"The whole thing shows how little the lord mayor understands how people move around the city," Mr Dow said. "Whenever there is a conflict between putting in place bike routes and people who drive their cars to work, the council always favours the cars."
And Bicycle Network general manager Chris Carpenter said any talk of banning bikes was a "dead-end street".
Mr Carpenter also said the council had previously agreed Flinders St should be a priority bicycle route. "So this shift in view by the lord mayor is quite odd."
He said banning bike riders on specific streets would be an unprecedented move and would set Melbourne and Victoria back in years in terms of liveability. "Few riders like riding on King and Lonsdale streets anyway. But until there is a complete bike network into the CBD, some riders are left without a choice," he said.
Melbourne City councillor Cathy Oke, who is also the chair of the transport portfolio, said she was in favour of encouraging some roads in favour of others for cyclists.
She did not support fining cyclists, saying it would discourage cycling. "We already are encouraging cyclists to use some streets over others," Cr Oke said.
But another councillor, Labor's Richard Foster, said a plan to push bikes off three city roads would be "retrograde" and "reckless".
"It's bizarre to suggest Melbourne should act in a way that is different to every other major city in the country, and indeed, other major cities around the world," Cr Foster said.
But the proposal received the RACV's nod of approval.
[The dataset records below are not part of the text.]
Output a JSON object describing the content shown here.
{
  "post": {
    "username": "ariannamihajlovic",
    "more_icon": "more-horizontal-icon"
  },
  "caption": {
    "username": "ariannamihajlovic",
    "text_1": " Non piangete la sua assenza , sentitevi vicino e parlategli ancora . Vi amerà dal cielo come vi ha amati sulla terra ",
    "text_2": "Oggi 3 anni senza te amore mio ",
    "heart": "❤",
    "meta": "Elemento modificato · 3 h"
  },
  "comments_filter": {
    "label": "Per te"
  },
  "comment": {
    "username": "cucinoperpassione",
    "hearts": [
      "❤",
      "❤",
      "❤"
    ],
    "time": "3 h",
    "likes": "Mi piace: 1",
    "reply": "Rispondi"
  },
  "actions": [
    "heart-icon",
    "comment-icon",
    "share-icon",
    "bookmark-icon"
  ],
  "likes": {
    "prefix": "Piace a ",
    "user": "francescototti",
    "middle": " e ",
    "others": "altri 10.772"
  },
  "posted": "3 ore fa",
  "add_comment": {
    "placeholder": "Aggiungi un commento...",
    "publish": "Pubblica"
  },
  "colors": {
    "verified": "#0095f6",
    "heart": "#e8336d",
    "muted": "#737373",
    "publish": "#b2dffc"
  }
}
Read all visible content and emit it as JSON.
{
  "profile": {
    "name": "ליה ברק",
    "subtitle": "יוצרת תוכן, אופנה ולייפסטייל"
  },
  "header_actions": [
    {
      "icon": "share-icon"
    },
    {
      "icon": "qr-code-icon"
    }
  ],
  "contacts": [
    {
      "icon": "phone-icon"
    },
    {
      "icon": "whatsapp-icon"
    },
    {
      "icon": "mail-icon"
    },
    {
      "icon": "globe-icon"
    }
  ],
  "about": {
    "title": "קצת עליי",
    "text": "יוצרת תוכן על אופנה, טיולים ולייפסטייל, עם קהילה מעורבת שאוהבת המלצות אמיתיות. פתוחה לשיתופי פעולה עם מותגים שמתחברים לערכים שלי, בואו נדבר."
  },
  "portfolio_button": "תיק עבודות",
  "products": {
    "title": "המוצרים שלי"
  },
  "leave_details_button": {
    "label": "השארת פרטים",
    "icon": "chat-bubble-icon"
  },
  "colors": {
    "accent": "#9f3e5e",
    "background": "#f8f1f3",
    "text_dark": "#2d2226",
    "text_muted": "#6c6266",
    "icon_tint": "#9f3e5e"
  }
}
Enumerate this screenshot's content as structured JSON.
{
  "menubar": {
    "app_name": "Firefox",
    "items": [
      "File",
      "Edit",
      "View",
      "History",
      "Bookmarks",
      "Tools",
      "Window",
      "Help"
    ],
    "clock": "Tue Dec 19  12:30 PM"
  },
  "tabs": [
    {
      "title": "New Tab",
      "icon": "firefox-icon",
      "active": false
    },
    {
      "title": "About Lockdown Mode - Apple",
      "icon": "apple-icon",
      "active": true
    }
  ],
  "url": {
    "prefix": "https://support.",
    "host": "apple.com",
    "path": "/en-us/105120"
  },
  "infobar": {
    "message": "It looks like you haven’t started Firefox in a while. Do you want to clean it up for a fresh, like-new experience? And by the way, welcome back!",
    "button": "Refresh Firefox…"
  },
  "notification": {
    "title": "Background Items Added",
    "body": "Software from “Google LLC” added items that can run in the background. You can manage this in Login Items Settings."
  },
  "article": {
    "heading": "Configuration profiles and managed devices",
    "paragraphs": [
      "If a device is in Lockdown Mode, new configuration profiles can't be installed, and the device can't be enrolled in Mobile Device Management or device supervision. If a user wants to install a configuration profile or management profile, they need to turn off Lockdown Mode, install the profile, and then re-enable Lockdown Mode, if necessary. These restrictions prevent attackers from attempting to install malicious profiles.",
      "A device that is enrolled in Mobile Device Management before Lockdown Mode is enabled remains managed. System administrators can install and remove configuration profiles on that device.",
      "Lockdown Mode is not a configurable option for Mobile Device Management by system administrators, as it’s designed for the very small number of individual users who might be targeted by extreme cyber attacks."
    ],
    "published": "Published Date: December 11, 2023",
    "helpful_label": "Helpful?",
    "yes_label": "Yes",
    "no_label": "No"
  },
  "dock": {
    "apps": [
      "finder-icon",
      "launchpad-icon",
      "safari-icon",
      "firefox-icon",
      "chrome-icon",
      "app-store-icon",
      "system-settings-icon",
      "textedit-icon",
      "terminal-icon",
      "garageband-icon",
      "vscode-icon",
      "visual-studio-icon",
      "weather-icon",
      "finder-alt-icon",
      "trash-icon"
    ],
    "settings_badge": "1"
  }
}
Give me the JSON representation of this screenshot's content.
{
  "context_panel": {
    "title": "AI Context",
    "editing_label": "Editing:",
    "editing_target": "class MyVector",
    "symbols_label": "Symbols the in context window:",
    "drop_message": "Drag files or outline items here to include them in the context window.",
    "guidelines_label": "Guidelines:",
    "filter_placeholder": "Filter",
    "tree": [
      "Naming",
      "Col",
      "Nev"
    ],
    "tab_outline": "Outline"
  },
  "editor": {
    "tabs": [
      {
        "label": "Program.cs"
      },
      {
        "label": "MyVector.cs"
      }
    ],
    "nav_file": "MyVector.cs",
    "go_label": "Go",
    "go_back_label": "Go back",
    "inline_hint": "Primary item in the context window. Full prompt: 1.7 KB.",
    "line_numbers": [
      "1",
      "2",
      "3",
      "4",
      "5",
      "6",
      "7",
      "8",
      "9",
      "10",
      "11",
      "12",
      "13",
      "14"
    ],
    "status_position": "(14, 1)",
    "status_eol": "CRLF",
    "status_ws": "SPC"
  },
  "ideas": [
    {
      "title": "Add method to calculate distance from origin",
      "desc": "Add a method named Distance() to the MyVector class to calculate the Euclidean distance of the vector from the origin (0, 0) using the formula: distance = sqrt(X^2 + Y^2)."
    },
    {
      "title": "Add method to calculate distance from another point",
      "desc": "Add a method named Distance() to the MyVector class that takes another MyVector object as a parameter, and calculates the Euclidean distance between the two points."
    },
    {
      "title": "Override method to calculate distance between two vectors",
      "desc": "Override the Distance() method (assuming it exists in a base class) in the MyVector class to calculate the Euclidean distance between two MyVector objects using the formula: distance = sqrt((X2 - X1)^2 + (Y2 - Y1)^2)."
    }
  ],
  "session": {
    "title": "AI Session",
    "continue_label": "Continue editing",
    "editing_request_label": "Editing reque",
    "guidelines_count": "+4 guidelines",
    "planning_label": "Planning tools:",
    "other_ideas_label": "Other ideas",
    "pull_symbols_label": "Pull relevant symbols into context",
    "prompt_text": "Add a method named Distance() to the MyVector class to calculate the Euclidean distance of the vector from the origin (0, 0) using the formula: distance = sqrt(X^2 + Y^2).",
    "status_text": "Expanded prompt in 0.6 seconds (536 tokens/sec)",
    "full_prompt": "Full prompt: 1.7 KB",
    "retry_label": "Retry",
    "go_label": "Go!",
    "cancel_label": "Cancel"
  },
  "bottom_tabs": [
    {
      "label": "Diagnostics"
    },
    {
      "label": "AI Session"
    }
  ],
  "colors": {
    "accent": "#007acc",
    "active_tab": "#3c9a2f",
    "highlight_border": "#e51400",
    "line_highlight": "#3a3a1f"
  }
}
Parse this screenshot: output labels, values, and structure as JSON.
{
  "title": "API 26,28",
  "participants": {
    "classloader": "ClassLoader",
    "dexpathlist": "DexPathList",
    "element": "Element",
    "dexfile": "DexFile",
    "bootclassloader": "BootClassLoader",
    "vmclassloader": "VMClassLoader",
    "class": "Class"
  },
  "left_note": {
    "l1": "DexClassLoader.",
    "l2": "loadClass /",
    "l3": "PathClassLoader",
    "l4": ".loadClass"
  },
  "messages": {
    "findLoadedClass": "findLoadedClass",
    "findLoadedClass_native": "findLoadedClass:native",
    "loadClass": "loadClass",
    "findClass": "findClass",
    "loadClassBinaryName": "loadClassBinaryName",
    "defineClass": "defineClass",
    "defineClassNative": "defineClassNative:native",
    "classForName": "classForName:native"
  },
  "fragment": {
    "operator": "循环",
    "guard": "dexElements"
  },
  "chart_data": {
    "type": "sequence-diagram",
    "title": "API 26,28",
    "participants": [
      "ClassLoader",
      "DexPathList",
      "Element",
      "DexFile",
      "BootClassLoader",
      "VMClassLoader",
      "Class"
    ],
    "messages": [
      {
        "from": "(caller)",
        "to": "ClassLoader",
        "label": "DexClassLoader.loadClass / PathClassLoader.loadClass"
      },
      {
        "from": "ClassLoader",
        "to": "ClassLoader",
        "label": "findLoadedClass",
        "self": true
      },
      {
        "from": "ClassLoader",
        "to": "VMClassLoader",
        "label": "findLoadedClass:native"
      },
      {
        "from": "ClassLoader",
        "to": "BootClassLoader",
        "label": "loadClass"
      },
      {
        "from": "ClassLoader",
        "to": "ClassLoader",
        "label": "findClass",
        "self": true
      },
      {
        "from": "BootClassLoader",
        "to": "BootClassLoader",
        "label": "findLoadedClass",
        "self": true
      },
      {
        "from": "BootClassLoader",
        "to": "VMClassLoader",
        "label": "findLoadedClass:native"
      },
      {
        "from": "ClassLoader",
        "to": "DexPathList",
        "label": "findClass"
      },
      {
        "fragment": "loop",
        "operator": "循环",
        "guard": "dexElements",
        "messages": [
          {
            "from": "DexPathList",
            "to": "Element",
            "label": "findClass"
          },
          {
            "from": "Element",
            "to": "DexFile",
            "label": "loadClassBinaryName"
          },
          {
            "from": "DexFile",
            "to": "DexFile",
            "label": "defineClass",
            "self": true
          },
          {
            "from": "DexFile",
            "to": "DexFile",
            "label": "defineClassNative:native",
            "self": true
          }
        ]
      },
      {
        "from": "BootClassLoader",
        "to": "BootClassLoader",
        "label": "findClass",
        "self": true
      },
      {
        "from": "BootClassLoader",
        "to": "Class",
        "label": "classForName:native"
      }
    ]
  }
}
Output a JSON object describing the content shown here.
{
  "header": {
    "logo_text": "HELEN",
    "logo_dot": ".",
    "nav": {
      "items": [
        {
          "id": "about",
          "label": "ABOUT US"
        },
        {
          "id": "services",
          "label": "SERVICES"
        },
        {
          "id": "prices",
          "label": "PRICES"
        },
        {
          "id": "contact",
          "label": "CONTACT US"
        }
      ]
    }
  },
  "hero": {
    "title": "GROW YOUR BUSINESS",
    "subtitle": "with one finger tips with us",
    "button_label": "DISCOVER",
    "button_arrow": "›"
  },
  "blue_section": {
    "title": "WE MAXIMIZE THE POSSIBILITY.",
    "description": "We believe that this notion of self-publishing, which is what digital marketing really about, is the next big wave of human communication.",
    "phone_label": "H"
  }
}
Its general manager of public policy Brian Negus said it made sense to look at which roads were safe for "various groups of road users".
"Buses and trucks are banned from certain [streets]. It would make sense to look at the safety of particular routes for cyclists." Mr Negus said alternative roads such as Swanston and La Trobe streets, which both had bike lanes, were much safer for bike users.
VicRoads' Helen Lindner said the roads authority welcomed the mayor's views.
But she said VicRoads would continue to work on its cycling corridors plans that helped guide investment in cycling infrastructure. "[This] should encourage cyclists to use the safest routes without the need to impose bans on certain streets," she said.
"We know that cyclists have preferred routes throughout the city and before we consider any changes we would want to consult with the community and advocacy groups to understand how they use these roads and the safety issues that are most important to them," said Ms Lindner, the assistant director of network and policy standards.